The fifth annual field day, hosted by Washington State University, will include:
- Research on development of a solid set canopy delivery system (an efficient, in-place way to deliver nutrients and pesticides);
- a new planting of the new WSU apple, WA 38;
- an update on the apple-breeding program with the possibility of taste tests of some new apple variety candidates by fruit breeder Kate Evans, WSU associate professor in horticulture;
- introduction of Stefano Mussachi, the newly appointed WSU endowed chair in pomology (the science of fruit and fruit growing);
- research advances in fabric coverings to protect apples;
- apple-thinning research comparing chemical and mechanical approaches; and
- a replant study, in its final year of evaluation, by Mark Mazolla, with the U.S. Department of Agriculture in Wenatchee.
Workshops about biological control and weed control will be held 3-5 p.m., followed by the main presentations 5-6:30 p.m. Dinner will follow in the orchard equipment compound.
The workshops are free, but please RSVP to indicate which workshop you would like to participate in by contacting Darla Ewald at email@example.com or 509-663-8181 by July 31.
In the session on enhancing biological control, participants will learn about identifying natural enemies in different life stages, including predators, parasitoids and their pest prey or hosts. Sampling techniques will be reviewed and natural enemies collected to hone identification skills. New monitoring tools and pesticide effects for natural enemies will be discussed and take-home guides will be provided.
In the second workshop, WSU extension educator Tim Smith will discuss weed control while touring orchards with attendees and showing combinations of herbicides that provide season-long control.
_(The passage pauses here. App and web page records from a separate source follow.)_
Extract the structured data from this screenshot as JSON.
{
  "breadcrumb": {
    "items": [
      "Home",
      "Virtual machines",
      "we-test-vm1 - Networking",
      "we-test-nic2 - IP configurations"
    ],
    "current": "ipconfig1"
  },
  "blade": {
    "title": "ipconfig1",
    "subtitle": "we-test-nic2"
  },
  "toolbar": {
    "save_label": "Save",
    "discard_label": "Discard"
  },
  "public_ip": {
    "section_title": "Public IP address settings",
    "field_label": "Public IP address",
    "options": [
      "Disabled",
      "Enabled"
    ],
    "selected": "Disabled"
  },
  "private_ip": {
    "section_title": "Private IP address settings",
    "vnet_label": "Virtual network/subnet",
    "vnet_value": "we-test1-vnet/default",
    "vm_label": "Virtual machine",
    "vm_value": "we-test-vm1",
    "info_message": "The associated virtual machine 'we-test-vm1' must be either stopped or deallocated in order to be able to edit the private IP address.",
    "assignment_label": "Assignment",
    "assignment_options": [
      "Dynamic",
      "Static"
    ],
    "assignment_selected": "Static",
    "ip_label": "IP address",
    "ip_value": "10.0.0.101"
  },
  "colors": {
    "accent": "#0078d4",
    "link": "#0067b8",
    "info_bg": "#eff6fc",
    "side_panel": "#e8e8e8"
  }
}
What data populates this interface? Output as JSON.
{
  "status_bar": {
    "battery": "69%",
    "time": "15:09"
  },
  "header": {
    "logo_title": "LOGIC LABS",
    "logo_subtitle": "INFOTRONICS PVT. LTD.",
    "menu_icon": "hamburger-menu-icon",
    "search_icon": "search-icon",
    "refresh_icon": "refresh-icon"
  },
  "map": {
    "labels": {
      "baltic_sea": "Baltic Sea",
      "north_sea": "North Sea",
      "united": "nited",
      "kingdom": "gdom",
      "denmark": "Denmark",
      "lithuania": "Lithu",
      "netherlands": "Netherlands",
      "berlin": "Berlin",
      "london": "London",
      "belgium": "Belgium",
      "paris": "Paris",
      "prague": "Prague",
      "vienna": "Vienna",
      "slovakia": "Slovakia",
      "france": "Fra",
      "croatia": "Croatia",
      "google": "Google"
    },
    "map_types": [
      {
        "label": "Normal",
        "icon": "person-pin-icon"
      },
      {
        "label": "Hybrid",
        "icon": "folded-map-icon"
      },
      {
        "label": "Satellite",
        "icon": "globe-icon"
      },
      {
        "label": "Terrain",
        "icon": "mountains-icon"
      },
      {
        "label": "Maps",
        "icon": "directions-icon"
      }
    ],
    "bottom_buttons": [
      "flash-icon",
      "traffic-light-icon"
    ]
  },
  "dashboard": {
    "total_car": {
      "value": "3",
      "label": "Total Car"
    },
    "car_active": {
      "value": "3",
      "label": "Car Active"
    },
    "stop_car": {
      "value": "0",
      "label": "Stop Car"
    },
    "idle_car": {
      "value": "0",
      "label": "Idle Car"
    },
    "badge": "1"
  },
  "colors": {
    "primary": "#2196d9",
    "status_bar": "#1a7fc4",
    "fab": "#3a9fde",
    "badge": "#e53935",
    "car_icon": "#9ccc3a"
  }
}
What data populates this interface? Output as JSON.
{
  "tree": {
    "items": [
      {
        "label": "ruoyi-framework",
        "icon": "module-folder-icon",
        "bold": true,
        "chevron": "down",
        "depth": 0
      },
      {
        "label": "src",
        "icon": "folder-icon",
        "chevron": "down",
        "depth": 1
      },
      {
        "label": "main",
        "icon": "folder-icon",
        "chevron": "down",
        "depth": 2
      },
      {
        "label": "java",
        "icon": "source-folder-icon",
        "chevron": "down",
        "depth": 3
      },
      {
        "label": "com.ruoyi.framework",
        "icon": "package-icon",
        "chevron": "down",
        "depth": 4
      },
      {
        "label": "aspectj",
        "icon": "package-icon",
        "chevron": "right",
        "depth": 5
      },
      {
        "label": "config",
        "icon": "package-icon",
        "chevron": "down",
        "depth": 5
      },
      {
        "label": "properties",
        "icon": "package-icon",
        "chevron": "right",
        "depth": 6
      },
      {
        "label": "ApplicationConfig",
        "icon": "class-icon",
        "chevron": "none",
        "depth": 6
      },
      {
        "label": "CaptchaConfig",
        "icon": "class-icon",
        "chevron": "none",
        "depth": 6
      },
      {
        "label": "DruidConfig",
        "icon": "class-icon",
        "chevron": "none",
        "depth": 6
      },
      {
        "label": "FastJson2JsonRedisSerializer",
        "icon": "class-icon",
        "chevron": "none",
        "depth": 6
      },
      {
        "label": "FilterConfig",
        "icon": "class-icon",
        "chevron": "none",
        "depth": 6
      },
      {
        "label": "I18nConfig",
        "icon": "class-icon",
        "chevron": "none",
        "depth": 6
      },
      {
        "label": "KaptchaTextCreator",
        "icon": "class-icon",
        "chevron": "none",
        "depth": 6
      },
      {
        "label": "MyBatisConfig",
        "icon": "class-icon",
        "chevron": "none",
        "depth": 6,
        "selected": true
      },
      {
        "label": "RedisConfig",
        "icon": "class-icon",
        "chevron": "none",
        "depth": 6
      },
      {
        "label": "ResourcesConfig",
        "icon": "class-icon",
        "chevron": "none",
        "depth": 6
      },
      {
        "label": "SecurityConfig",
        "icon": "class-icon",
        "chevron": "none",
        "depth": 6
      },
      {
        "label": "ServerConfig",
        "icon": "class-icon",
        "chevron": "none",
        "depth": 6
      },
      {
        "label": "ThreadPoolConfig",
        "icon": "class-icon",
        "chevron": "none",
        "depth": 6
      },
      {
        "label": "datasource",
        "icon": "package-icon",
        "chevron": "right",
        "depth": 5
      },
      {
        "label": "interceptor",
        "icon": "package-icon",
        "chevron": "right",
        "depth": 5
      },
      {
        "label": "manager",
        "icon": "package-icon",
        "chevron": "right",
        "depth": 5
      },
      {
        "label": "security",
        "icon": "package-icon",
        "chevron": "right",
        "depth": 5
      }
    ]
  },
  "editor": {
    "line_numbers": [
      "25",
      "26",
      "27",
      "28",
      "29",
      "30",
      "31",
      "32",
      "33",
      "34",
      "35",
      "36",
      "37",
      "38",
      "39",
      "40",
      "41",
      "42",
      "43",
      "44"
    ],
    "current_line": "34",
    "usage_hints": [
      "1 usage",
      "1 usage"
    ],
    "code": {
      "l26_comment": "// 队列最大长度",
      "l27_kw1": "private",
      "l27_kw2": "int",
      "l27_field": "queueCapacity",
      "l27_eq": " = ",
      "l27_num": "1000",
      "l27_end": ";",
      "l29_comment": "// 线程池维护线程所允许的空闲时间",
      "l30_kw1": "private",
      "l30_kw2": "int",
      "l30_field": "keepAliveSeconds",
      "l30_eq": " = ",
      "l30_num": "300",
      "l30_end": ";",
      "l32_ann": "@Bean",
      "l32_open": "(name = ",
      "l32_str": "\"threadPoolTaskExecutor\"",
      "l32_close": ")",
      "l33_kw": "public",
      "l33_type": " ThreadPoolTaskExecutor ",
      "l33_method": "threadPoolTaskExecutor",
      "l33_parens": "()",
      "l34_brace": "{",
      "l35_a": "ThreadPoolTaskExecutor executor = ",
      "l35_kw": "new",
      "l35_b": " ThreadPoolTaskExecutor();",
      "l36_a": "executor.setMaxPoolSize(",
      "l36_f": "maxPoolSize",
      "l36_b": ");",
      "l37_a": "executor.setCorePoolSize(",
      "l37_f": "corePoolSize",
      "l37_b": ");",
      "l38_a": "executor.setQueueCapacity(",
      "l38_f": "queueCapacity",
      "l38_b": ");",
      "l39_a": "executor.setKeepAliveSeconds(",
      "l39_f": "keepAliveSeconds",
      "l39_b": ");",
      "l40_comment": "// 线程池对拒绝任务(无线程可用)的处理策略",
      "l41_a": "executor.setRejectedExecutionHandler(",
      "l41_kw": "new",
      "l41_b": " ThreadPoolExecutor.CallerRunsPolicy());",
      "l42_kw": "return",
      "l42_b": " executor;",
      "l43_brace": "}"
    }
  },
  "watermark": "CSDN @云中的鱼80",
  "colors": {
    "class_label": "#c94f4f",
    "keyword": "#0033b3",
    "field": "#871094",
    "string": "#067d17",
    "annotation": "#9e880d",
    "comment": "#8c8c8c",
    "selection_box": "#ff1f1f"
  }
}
His expertise and access to plots at the research orchard will provide a realistic and practical comparison of different weed control programs.